Certain ways of working become the norm because they, at least on a certain level, are known to reliably yield usable results. An example of this is the waterfall method, which has been a classic choice for software development and project implementations in life sciences for decades.
However, in a rapidly changing business environment, choosing the quickest and most cost-effective ways of fulfilling your business objectives is more vital than ever. The same goes for being able to react and adapt, if you suddenly find yourself on the wrong course. And while the waterfall method may be reliable, it is also slow and cumbersome.
This is the main reason for the increasing popularity of the agile methodology; it values close collaboration and producing working software over rigid processes and comprehensive documentation. Simply put, agile cuts down the time-to-market, with the bonus of increasing the quality of the finished product because the business owners are deeply involved from Day 1.
By following the traditional waterfall steps of determining specifications, completing the paperwork before developing, coding or configuring the solution and then finally implementing, you are effectively creating a huge blue print for the entire project. This makes quick changes and decisions as well as adapting to new requests as they arise costly and difficult to manage. Being able to follow a plan to the end and create solutions to meet specifications certainly has merit – but why not adapt according to circumstances?
The agile process can be applied to any type of platform or technology and is independent of technology and business domains and thus works for both cloud and legacy systems. There is, however, certain benefits when working agile within a cloud-driven unified platform such as Veeva Vault. The shared backlog, which naturally follows the agile process, fits perfectly into unified platforms where several applications draw data from the same, shared dataset.
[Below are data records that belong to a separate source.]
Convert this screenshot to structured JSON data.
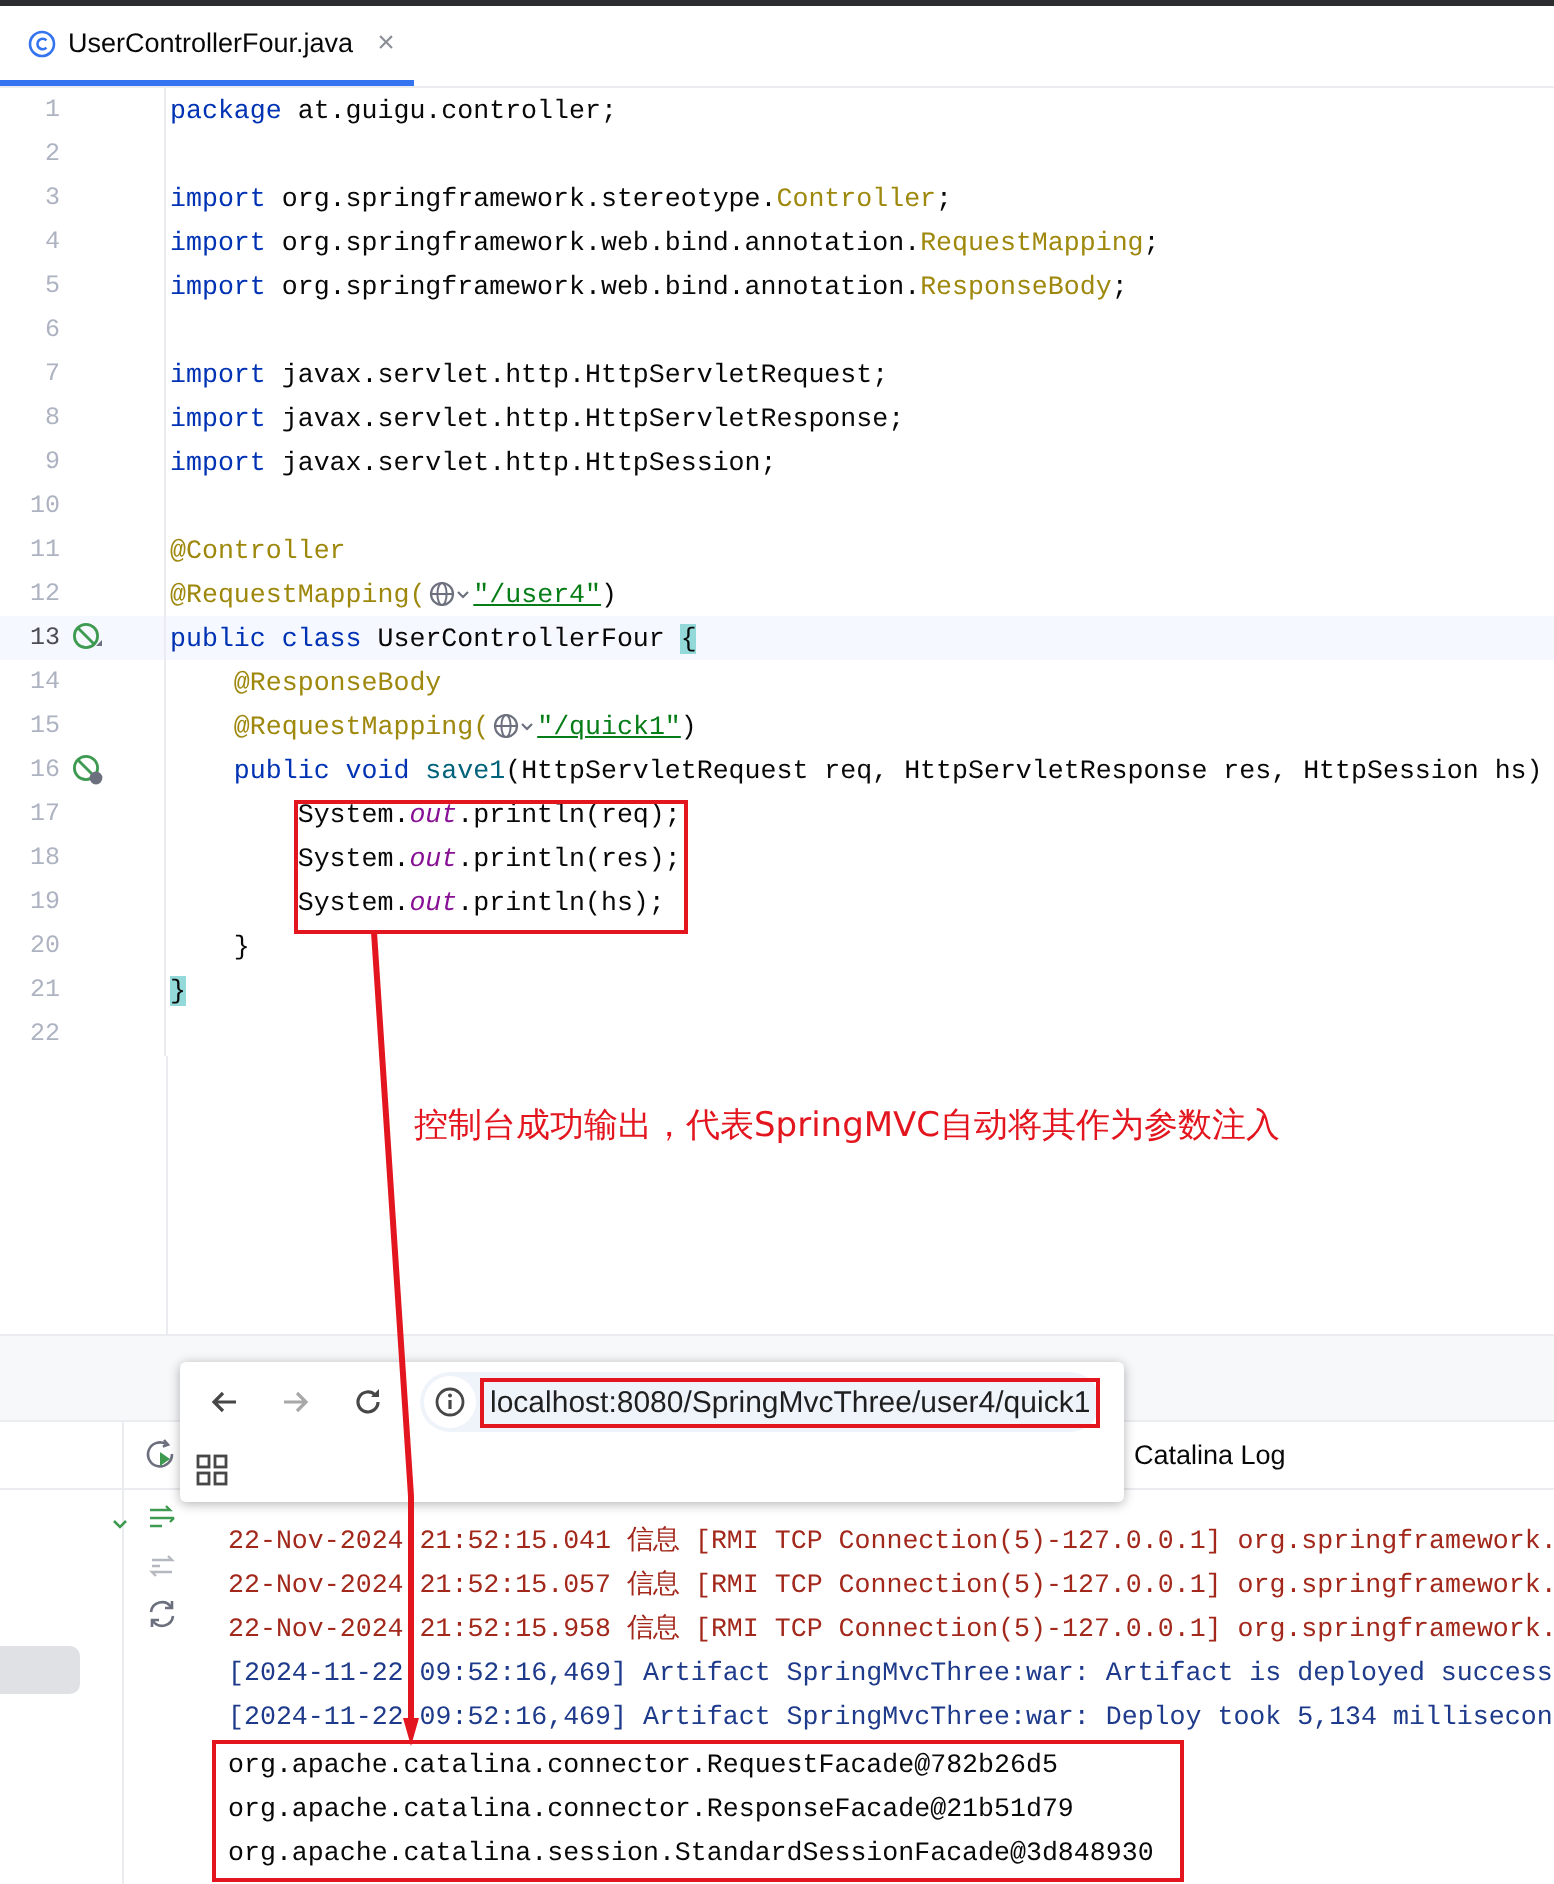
{
  "editor_tabs": [
    {
      "label": "UserControllerFour.java",
      "selected": true,
      "close": "×"
    }
  ],
  "code": {
    "lines": [
      {
        "number": "1",
        "current": false,
        "tokens": [
          {
            "kind": "kw",
            "text": "package"
          },
          {
            "kind": "plain",
            "text": " at.guigu.controller;"
          }
        ]
      },
      {
        "number": "2",
        "current": false
      },
      {
        "number": "3",
        "current": false,
        "tokens": [
          {
            "kind": "kw",
            "text": "import"
          },
          {
            "kind": "plain",
            "text": " org.springframework.stereotype."
          },
          {
            "kind": "ann",
            "text": "Controller"
          },
          {
            "kind": "plain",
            "text": ";"
          }
        ]
      },
      {
        "number": "4",
        "current": false,
        "tokens": [
          {
            "kind": "kw",
            "text": "import"
          },
          {
            "kind": "plain",
            "text": " org.springframework.web.bind.annotation."
          },
          {
            "kind": "ann",
            "text": "RequestMapping"
          },
          {
            "kind": "plain",
            "text": ";"
          }
        ]
      },
      {
        "number": "5",
        "current": false,
        "tokens": [
          {
            "kind": "kw",
            "text": "import"
          },
          {
            "kind": "plain",
            "text": " org.springframework.web.bind.annotation."
          },
          {
            "kind": "ann",
            "text": "ResponseBody"
          },
          {
            "kind": "plain",
            "text": ";"
          }
        ]
      },
      {
        "number": "6",
        "current": false
      },
      {
        "number": "7",
        "current": false,
        "tokens": [
          {
            "kind": "kw",
            "text": "import"
          },
          {
            "kind": "plain",
            "text": " javax.servlet.http.HttpServletRequest;"
          }
        ]
      },
      {
        "number": "8",
        "current": false,
        "tokens": [
          {
            "kind": "kw",
            "text": "import"
          },
          {
            "kind": "plain",
            "text": " javax.servlet.http.HttpServletResponse;"
          }
        ]
      },
      {
        "number": "9",
        "current": false,
        "tokens": [
          {
            "kind": "kw",
            "text": "import"
          },
          {
            "kind": "plain",
            "text": " javax.servlet.http.HttpSession;"
          }
        ]
      },
      {
        "number": "10",
        "current": false
      },
      {
        "number": "11",
        "current": false,
        "tokens": [
          {
            "kind": "ann",
            "text": "@Controller"
          }
        ]
      },
      {
        "number": "12",
        "current": false,
        "tokens": [
          {
            "kind": "ann",
            "text": "@RequestMapping("
          },
          {
            "kind": "globe"
          },
          {
            "kind": "str",
            "text": "\"/user4\""
          },
          {
            "kind": "plain",
            "text": ")"
          }
        ]
      },
      {
        "number": "13",
        "current": true,
        "gutter": {
          "kind": "bean"
        },
        "tokens": [
          {
            "kind": "kw",
            "text": "public"
          },
          {
            "kind": "kw",
            "text": " class"
          },
          {
            "kind": "plain",
            "text": " UserControllerFour "
          },
          {
            "kind": "brace",
            "text": "{"
          }
        ]
      },
      {
        "number": "14",
        "current": false,
        "tokens": [
          {
            "kind": "ann",
            "text": "    @ResponseBody"
          }
        ]
      },
      {
        "number": "15",
        "current": false,
        "tokens": [
          {
            "kind": "ann",
            "text": "    @RequestMapping("
          },
          {
            "kind": "globe"
          },
          {
            "kind": "str",
            "text": "\"/quick1\""
          },
          {
            "kind": "plain",
            "text": ")"
          }
        ]
      },
      {
        "number": "16",
        "current": false,
        "gutter": {
          "kind": "bean-web"
        },
        "tokens": [
          {
            "kind": "kw",
            "text": "    public"
          },
          {
            "kind": "kw",
            "text": " void"
          },
          {
            "kind": "fn",
            "text": " save1"
          },
          {
            "kind": "plain",
            "text": "(HttpServletRequest req, HttpServletResponse res, HttpSession hs)"
          }
        ]
      },
      {
        "number": "17",
        "current": false,
        "tokens": [
          {
            "kind": "plain",
            "text": "        System."
          },
          {
            "kind": "static",
            "text": "out"
          },
          {
            "kind": "plain",
            "text": ".println(req);"
          }
        ]
      },
      {
        "number": "18",
        "current": false,
        "tokens": [
          {
            "kind": "plain",
            "text": "        System."
          },
          {
            "kind": "static",
            "text": "out"
          },
          {
            "kind": "plain",
            "text": ".println(res);"
          }
        ]
      },
      {
        "number": "19",
        "current": false,
        "tokens": [
          {
            "kind": "plain",
            "text": "        System."
          },
          {
            "kind": "static",
            "text": "out"
          },
          {
            "kind": "plain",
            "text": ".println(hs);"
          }
        ]
      },
      {
        "number": "20",
        "current": false,
        "tokens": [
          {
            "kind": "plain",
            "text": "    }"
          }
        ]
      },
      {
        "number": "21",
        "current": false,
        "tokens": [
          {
            "kind": "brace",
            "text": "}"
          }
        ]
      },
      {
        "number": "22",
        "current": false
      }
    ]
  },
  "annotation": {
    "text": "控制台成功输出，代表SpringMVC自动将其作为参数注入"
  },
  "browser_popup": {
    "url": "localhost:8080/SpringMvcThree/user4/quick1"
  },
  "tool_window": {
    "tab": "Catalina Log",
    "console": [
      {
        "kind": "log",
        "text": "22-Nov-2024 21:52:15.041 信息 [RMI TCP Connection(5)-127.0.0.1] org.springframework."
      },
      {
        "kind": "log",
        "text": "22-Nov-2024 21:52:15.057 信息 [RMI TCP Connection(5)-127.0.0.1] org.springframework."
      },
      {
        "kind": "log",
        "text": "22-Nov-2024 21:52:15.958 信息 [RMI TCP Connection(5)-127.0.0.1] org.springframework."
      },
      {
        "kind": "artifact",
        "text": "[2024-11-22 09:52:16,469] Artifact SpringMvcThree:war: Artifact is deployed success"
      },
      {
        "kind": "artifact",
        "text": "[2024-11-22 09:52:16,469] Artifact SpringMvcThree:war: Deploy took 5,134 millisecon"
      },
      {
        "kind": "output",
        "text": "org.apache.catalina.connector.RequestFacade@782b26d5"
      },
      {
        "kind": "output",
        "text": "org.apache.catalina.connector.ResponseFacade@21b51d79"
      },
      {
        "kind": "output",
        "text": "org.apache.catalina.session.StandardSessionFacade@3d848930"
      }
    ]
  }
}
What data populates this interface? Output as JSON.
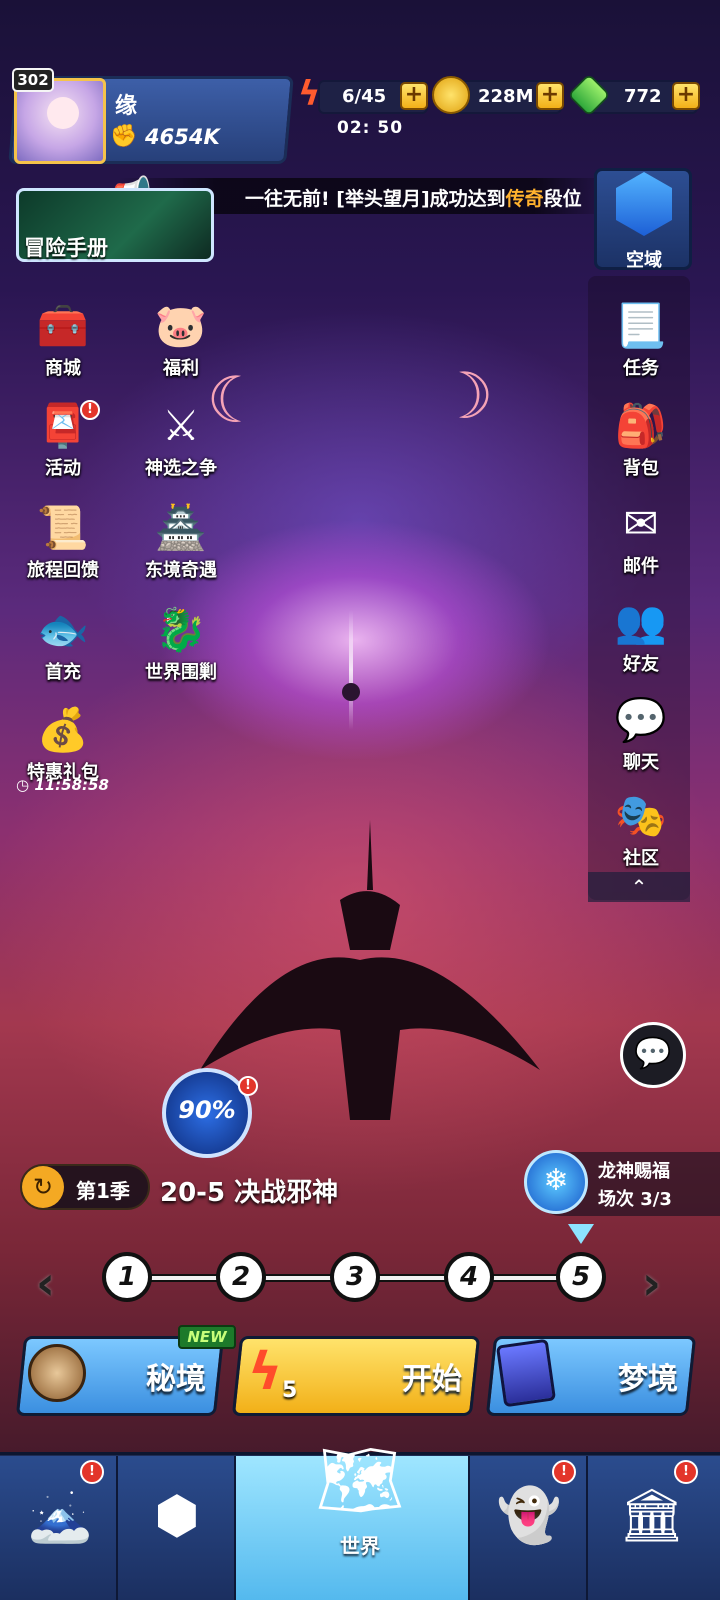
{
  "player": {
    "level": "302",
    "name": "缘",
    "power": "4654K"
  },
  "resources": {
    "energy": "6/45",
    "energy_timer": "02: 50",
    "gold": "228M",
    "gems": "772"
  },
  "marquee": {
    "text_prefix": "一往无前! [举头望月]成功达到",
    "text_highlight": "传奇",
    "text_suffix": "段位"
  },
  "adventure_manual": "冒险手册",
  "zone": "空域",
  "left_menu": [
    {
      "label": "商城",
      "icon": "chest-icon",
      "alert": false
    },
    {
      "label": "福利",
      "icon": "piggy-icon",
      "alert": false
    },
    {
      "label": "活动",
      "icon": "mailbox-icon",
      "alert": true
    },
    {
      "label": "神选之争",
      "icon": "crossed-swords-icon",
      "alert": false
    },
    {
      "label": "旅程回馈",
      "icon": "scroll-icon",
      "alert": false
    },
    {
      "label": "东境奇遇",
      "icon": "pagoda-icon",
      "alert": false
    },
    {
      "label": "首充",
      "icon": "gift-fish-icon",
      "alert": false
    },
    {
      "label": "世界围剿",
      "icon": "dragon-head-icon",
      "alert": false
    },
    {
      "label": "特惠礼包",
      "icon": "gold-bag-icon",
      "alert": false
    }
  ],
  "special_pack_timer": "11:58:58",
  "right_menu": [
    {
      "label": "任务",
      "icon": "quest-scroll-icon"
    },
    {
      "label": "背包",
      "icon": "backpack-icon"
    },
    {
      "label": "邮件",
      "icon": "mail-icon"
    },
    {
      "label": "好友",
      "icon": "friends-icon"
    },
    {
      "label": "聊天",
      "icon": "chat-icon"
    },
    {
      "label": "社区",
      "icon": "community-icon"
    }
  ],
  "progress_percent": "90%",
  "season": {
    "label": "第1季",
    "stage": "20-5 决战邪神"
  },
  "dragon_blessing": {
    "title": "龙神赐福",
    "count": "场次 3/3"
  },
  "stages": [
    "1",
    "2",
    "3",
    "4",
    "5"
  ],
  "modes": {
    "secret": "秘境",
    "new_tag": "NEW",
    "start": "开始",
    "start_cost": "5",
    "dream": "梦境"
  },
  "bottom_nav": {
    "active_label": "世界"
  },
  "colors": {
    "accent_gold": "#f2b018",
    "highlight_orange": "#ffb22e",
    "alert_red": "#e3352a",
    "mode_blue": "#4fa8f0",
    "start_yellow": "#f6c83a"
  }
}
The cloud is also well adjusted, when it comes to working incrementally and in an iterative fashion. Instead of laying down a detailed plan for the final product, you gradually work on all aspects of the product, securing ongoing deliverables and not the fulfillment of a single deadline. This means considering the deliverables for compliance parallel to producing required documentation and letting the two evolve simultaneously and not as a linear process where the development and testing activities are subsequent to the specification activities.
Another way of ensuring the success of agile projects is to secure relevant input from relevant sources within your business in a timely manner and where this input adds the most value.
Working agile means working in for instance Scrum teams. Regardless of the chosen agile framework, the benefits are high when assigning team members from relevant business areas, who as individuals have the mandate to make decisions on behalf of the business and the project on the daily meetings conducted using Scrum or Kanban.
This means the decision-making process is a quick paced exercise instead of a long-drawn discussion between different areas of business. The increments ensure demos and early understanding of the requirements defined making use cases that are testable; misunderstandings, and insufficient details, are detected early on, which provides an overall lower cost compared to traditional waterfall development projects.
Working in an agile framework, the process of ongoing progress and increments ensures quicker decision-making and has the benefit of continuously testing and less complex testing of the deliverables.
One important consideration many companies have, is how to implement an agile way of working, when at the same time considering – or having already placed – your infrastructure needs and several services with either SaaS or cloud hosts.
In brief, the agile approach is applicable to more aspects of the business than the development stages of solutions. A leaner approach in deploying infrastructure services can be applied through automation and qualification of the deployment of these services, so the use of the cloud services adheres to regulatory requirements. This means some of the focus is moved from qualifying stand-alone systems to working leaner through the entire service stacks. Not least, when the need to develop services and infrastructure is placed with cloud vendors, your business can focus purely on configuration, functionality and adding value to the business using SaaS solutions.
Interested in learning how transitioning to a more agile way of working within a cloud-driven, unified platform can benefit your business? Read more about Veeva Vault and how NNIT Veeva Powerhouse can support your business’ transition.